Scan the records below for lines with the word "metabolized", then state how many you find and nothing else.

• [Excerpted data]:
+--

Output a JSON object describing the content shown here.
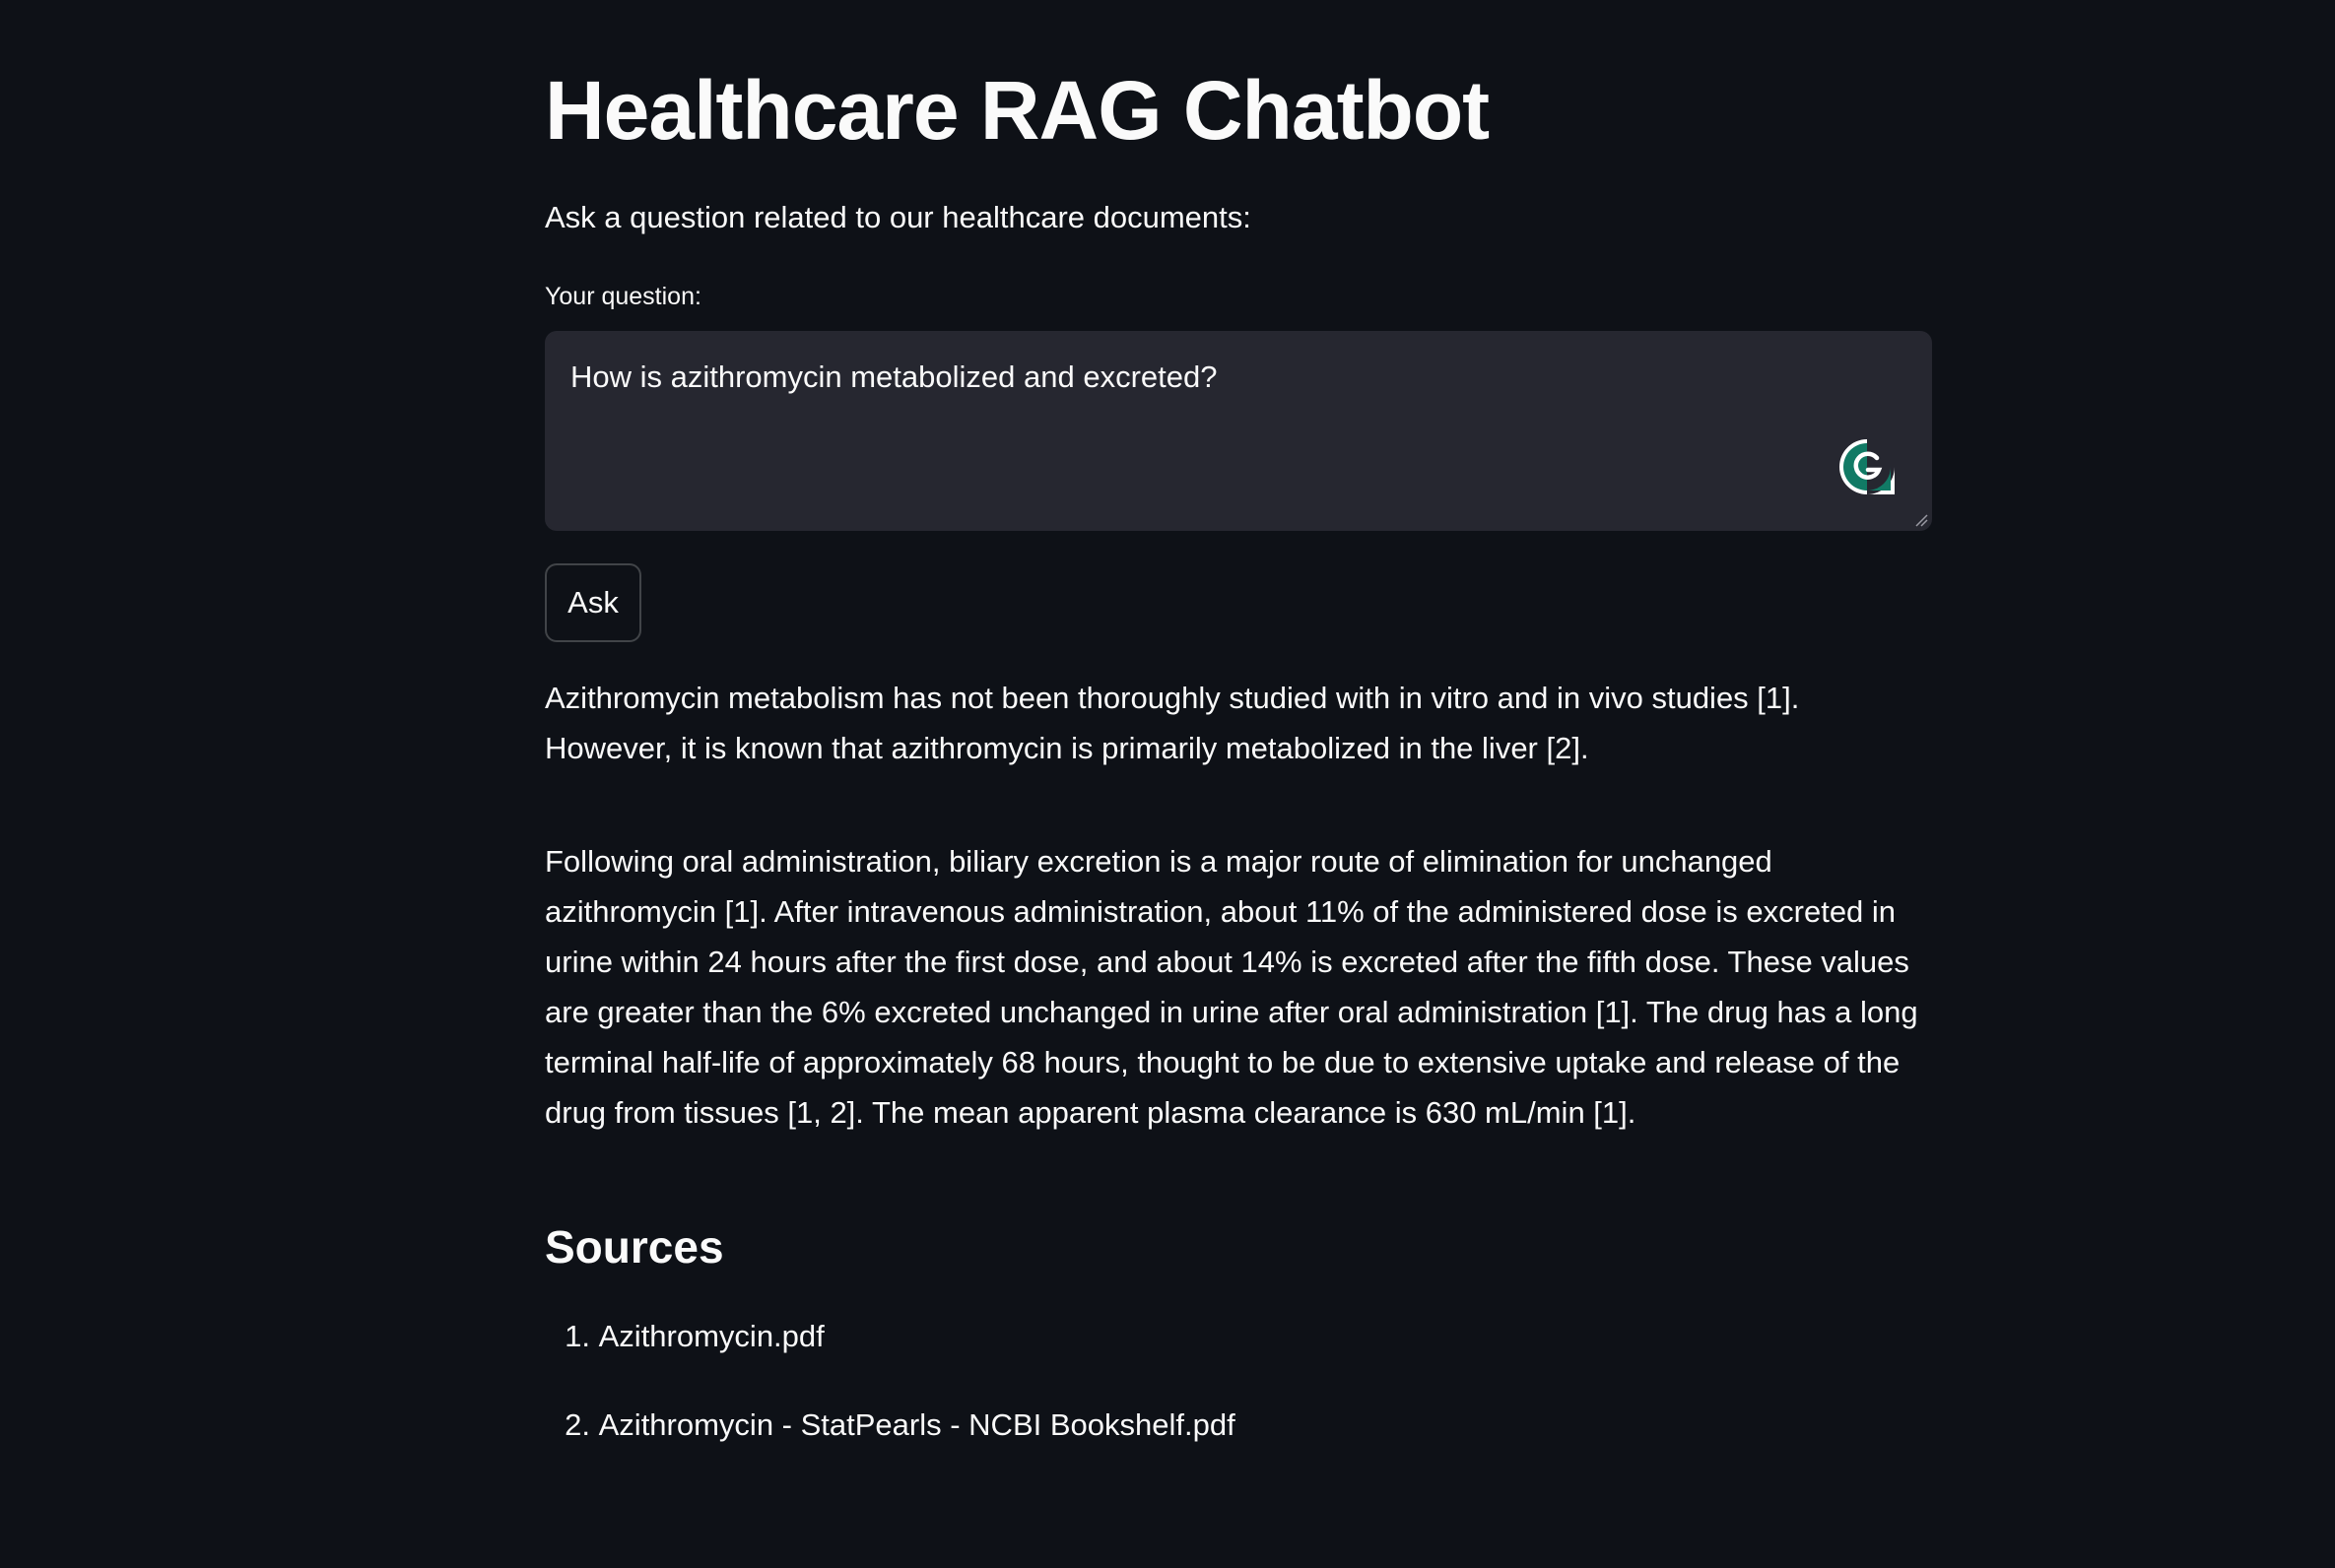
{
  "page": {
    "title": "Healthcare RAG Chatbot",
    "intro": "Ask a question related to our healthcare documents:"
  },
  "question": {
    "label": "Your question:",
    "value": "How is azithromycin metabolized and excreted?",
    "grammarly_icon": "grammarly-icon"
  },
  "ask_button": {
    "label": "Ask"
  },
  "answer": {
    "paragraphs": [
      "Azithromycin metabolism has not been thoroughly studied with in vitro and in vivo studies [1]. However, it is known that azithromycin is primarily metabolized in the liver [2].",
      "Following oral administration, biliary excretion is a major route of elimination for unchanged azithromycin [1]. After intravenous administration, about 11% of the administered dose is excreted in urine within 24 hours after the first dose, and about 14% is excreted after the fifth dose. These values are greater than the 6% excreted unchanged in urine after oral administration [1]. The drug has a long terminal half-life of approximately 68 hours, thought to be due to extensive uptake and release of the drug from tissues [1, 2]. The mean apparent plasma clearance is 630 mL/min [1]."
    ]
  },
  "sources": {
    "heading": "Sources",
    "items": [
      {
        "number": "1.",
        "name": "Azithromycin.pdf"
      },
      {
        "number": "2.",
        "name": "Azithromycin - StatPearls - NCBI Bookshelf.pdf"
      }
    ]
  },
  "colors": {
    "background": "#0e1117",
    "text": "#fafafa",
    "input_background": "#262730",
    "grammarly_green": "#15c39a"
  }
}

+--

• [Answer to this task]: 2